scold – to speak to someone angrily because you disapprove of their behavior
it’s nothing against you – no reason to dislike you, it’s not personal or about you personally – though it is probably still hurtful or insulting
it worked out – there was a good outcome or result
While watching the video, listen for:
- Examples of relaxed speech. Try to identify 6-10 examples.
- What advice does the first customer give to the couple? What advice does he give to the parents?
- If the older woman’s daughter came home with somebody like Eric, how would she feel?
- What advice does the older woman give to Madison? What advice does she give to Eric?
- What advice does the last older woman give to Madison’s parents when they return?
You can watch the video on YouTube.
After watching the video and discussing the answers to the questions above, discuss the following:
- What advice would you give to Madison and Eric?
- What would you say to the parents?
I try to provide links to good websites with more examples and content to help you. Some of these websites are affiliates. If you make a purchase from an affiliate website, I may receive a commission at no extra cost to you. I only recommend sites that I think are useful and that I trust and believe in.
More Second Conditional Study Materials
Additional online examples and practice exercises with answers can be found at the following websites:
- The University of Victoria’s English Language Center study zone.
- Espresso English explains the second conditional in a little more detail and has a 10 question quiz to test your accuracy.

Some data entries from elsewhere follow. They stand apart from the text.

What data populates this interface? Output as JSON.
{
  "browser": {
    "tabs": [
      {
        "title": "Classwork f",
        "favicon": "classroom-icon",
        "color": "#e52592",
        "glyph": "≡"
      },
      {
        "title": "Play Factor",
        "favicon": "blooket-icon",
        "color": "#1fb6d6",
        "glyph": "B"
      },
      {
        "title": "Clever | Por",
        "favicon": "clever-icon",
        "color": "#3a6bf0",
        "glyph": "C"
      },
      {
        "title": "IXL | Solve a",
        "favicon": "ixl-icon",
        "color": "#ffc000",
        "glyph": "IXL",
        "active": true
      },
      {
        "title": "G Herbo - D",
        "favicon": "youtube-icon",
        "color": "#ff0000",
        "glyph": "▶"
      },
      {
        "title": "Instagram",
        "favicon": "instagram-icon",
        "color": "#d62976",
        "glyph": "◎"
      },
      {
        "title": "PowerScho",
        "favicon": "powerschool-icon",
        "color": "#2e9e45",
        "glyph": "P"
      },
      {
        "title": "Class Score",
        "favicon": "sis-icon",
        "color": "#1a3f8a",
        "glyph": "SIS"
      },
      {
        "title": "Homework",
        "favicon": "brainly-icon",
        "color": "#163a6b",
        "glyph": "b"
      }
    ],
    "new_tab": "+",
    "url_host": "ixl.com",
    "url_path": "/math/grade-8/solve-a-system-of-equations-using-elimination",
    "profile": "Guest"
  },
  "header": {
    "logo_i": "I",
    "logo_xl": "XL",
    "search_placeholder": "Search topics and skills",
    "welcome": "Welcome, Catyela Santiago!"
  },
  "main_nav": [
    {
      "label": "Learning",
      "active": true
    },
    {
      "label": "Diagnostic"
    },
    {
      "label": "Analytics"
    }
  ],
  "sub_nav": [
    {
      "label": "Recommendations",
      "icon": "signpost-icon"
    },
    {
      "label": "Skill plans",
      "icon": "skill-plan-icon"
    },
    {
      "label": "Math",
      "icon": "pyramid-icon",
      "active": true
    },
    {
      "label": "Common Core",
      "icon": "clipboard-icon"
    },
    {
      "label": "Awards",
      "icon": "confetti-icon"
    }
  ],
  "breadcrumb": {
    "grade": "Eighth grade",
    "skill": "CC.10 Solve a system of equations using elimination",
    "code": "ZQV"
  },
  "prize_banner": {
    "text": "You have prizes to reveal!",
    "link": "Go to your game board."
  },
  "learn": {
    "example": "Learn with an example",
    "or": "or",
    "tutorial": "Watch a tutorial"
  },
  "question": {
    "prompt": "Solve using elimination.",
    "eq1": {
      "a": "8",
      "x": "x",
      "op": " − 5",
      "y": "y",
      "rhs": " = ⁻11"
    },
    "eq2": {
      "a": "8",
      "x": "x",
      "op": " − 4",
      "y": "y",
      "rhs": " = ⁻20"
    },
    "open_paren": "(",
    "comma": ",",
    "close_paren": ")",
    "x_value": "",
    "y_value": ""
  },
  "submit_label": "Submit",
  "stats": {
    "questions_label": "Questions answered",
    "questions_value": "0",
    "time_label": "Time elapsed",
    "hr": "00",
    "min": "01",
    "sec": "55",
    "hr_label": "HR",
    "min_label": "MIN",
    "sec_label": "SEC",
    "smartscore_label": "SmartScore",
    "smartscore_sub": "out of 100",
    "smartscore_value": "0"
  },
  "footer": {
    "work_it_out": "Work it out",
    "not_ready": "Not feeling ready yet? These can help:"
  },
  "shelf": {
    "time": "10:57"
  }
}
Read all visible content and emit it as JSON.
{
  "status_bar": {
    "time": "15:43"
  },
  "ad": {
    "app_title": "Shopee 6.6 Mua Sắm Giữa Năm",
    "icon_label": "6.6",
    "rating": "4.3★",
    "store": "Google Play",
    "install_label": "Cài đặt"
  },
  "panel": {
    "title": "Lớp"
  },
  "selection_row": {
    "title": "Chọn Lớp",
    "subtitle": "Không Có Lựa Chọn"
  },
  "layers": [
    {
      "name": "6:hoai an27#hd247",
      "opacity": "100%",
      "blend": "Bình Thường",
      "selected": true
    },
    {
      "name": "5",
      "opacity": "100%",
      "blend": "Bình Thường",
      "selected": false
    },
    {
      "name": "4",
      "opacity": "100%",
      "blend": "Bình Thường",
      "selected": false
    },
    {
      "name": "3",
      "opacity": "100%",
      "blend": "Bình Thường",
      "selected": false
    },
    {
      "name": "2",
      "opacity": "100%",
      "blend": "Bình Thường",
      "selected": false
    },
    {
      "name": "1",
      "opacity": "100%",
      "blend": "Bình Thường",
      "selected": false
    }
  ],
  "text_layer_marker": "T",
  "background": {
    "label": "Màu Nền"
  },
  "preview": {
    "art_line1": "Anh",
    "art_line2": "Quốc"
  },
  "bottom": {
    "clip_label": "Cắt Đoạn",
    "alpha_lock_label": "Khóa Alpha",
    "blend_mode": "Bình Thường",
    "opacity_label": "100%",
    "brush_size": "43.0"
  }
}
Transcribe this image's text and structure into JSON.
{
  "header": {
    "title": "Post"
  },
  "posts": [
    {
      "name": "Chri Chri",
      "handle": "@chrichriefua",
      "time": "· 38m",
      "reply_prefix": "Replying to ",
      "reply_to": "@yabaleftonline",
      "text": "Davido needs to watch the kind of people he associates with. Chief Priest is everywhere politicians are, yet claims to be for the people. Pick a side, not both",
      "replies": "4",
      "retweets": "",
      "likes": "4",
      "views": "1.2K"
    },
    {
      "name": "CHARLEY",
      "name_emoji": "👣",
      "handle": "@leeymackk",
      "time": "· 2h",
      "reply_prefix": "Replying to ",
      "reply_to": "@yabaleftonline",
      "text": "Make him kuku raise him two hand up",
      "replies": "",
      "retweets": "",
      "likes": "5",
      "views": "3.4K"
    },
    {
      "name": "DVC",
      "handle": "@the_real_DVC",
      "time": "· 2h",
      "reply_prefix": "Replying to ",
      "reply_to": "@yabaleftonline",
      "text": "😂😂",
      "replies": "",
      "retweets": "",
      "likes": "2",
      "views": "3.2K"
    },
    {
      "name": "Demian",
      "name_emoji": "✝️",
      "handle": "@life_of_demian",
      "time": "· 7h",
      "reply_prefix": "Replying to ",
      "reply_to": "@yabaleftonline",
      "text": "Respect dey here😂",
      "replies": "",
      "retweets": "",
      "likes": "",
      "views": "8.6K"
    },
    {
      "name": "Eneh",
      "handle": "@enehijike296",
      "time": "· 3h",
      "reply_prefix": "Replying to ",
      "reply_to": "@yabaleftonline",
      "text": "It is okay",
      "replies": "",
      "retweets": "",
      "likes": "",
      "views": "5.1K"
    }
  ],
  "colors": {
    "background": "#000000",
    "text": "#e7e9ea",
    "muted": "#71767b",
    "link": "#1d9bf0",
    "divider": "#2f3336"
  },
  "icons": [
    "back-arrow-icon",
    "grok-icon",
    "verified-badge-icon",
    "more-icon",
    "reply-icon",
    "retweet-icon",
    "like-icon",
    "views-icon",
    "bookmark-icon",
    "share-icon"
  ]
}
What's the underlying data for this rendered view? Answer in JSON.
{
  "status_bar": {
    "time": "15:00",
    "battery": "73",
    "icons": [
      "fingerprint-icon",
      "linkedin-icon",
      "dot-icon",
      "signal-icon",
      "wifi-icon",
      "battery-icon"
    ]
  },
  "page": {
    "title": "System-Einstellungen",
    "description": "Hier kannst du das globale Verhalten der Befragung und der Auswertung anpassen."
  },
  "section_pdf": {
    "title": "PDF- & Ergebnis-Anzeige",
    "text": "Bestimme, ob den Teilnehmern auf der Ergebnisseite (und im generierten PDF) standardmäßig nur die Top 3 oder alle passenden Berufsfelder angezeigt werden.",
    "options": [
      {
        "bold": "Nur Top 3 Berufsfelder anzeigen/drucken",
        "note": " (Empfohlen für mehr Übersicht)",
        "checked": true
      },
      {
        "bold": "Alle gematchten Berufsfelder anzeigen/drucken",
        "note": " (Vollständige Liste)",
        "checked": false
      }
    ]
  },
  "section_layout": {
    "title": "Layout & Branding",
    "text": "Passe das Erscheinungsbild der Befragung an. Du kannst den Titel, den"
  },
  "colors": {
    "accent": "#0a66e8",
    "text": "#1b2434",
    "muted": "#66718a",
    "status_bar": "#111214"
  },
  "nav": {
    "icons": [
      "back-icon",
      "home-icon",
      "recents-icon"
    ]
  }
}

- My English Pages explains all four conditional types: zero, one, two, and three. You’ll also find information on mixed conditionals if you are ready for that!